| ASSIGNED TASK |
Show every line in the entries below where the word "structured" appears.

| SOURCE INFORMATION |
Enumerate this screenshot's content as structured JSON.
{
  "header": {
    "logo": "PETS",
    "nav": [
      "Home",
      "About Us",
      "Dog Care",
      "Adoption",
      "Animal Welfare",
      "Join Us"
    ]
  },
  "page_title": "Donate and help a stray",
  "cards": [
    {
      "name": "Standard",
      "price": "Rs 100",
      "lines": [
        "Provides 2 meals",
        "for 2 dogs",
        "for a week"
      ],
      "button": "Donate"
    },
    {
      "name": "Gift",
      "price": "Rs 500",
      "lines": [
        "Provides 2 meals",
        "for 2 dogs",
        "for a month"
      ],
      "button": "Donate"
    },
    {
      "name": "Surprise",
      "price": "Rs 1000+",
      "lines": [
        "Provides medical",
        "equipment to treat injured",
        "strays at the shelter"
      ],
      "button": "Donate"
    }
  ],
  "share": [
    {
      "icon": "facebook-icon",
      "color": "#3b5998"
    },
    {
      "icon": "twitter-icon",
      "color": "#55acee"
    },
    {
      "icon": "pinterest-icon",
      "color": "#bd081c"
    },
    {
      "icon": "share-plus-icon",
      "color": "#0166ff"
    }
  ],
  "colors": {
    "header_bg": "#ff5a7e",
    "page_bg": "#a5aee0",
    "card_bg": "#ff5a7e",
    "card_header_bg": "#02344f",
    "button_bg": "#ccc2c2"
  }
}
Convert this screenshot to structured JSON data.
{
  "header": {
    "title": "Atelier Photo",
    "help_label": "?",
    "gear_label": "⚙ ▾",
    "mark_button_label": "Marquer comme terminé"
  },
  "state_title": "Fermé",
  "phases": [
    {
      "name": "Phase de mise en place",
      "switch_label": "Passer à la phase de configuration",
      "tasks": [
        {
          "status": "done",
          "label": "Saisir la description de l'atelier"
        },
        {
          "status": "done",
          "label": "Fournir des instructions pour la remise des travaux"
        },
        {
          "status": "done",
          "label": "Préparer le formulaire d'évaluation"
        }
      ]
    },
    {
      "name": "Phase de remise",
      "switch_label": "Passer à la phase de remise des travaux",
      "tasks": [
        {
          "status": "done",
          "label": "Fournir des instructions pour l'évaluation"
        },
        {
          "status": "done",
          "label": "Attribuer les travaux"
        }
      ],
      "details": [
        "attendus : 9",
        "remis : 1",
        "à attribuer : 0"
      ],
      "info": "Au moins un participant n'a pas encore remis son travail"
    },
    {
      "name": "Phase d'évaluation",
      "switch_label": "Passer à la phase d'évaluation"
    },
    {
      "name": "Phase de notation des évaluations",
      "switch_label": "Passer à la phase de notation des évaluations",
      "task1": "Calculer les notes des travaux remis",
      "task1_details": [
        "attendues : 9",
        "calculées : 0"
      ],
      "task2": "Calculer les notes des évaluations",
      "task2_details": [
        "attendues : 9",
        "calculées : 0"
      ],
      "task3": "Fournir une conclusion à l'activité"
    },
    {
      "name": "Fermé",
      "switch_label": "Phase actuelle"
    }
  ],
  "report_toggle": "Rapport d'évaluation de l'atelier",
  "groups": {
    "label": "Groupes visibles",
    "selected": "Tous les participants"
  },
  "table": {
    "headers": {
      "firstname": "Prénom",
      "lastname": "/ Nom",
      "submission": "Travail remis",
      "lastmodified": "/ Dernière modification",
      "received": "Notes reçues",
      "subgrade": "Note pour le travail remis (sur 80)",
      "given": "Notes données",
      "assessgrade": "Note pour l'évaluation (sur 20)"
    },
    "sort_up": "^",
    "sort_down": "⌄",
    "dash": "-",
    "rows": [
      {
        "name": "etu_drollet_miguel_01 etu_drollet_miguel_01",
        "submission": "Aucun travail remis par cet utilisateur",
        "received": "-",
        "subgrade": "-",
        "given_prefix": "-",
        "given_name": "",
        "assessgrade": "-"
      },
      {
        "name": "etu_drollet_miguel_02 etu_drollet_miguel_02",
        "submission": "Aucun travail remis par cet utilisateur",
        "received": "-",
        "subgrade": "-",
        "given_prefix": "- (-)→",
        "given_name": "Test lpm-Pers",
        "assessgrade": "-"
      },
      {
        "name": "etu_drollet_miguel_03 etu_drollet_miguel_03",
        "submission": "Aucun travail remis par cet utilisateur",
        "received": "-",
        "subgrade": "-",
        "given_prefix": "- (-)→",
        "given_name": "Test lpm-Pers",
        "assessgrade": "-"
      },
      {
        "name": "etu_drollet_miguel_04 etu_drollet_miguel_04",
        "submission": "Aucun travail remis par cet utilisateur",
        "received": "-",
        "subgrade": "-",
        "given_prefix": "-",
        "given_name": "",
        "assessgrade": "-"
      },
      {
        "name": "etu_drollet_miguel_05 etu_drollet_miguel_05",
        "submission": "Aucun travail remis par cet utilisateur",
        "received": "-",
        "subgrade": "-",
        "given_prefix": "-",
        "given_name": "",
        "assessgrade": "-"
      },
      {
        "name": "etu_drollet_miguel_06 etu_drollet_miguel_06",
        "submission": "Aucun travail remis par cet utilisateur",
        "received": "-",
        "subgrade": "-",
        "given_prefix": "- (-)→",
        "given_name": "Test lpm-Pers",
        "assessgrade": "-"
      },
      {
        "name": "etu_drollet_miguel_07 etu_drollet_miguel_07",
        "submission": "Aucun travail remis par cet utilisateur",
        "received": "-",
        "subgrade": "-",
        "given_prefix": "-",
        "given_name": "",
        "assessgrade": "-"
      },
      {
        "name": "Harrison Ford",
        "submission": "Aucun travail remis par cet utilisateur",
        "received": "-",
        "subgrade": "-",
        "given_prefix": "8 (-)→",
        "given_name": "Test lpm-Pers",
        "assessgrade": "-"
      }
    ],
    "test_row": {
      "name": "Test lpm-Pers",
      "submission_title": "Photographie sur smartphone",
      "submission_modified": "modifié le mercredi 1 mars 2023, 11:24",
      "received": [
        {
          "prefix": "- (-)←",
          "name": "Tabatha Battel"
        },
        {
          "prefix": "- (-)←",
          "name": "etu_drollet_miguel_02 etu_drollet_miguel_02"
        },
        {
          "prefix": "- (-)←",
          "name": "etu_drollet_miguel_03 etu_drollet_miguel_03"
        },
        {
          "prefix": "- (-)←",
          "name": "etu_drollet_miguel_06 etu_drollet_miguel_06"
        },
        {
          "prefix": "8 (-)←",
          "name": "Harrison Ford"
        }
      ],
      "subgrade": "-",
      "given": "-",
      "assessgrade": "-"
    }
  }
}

| RESPONSE TO THIS EXERCISE |
Enumerate this screenshot's content as structured JSON.
Convert this screenshot to structured JSON data.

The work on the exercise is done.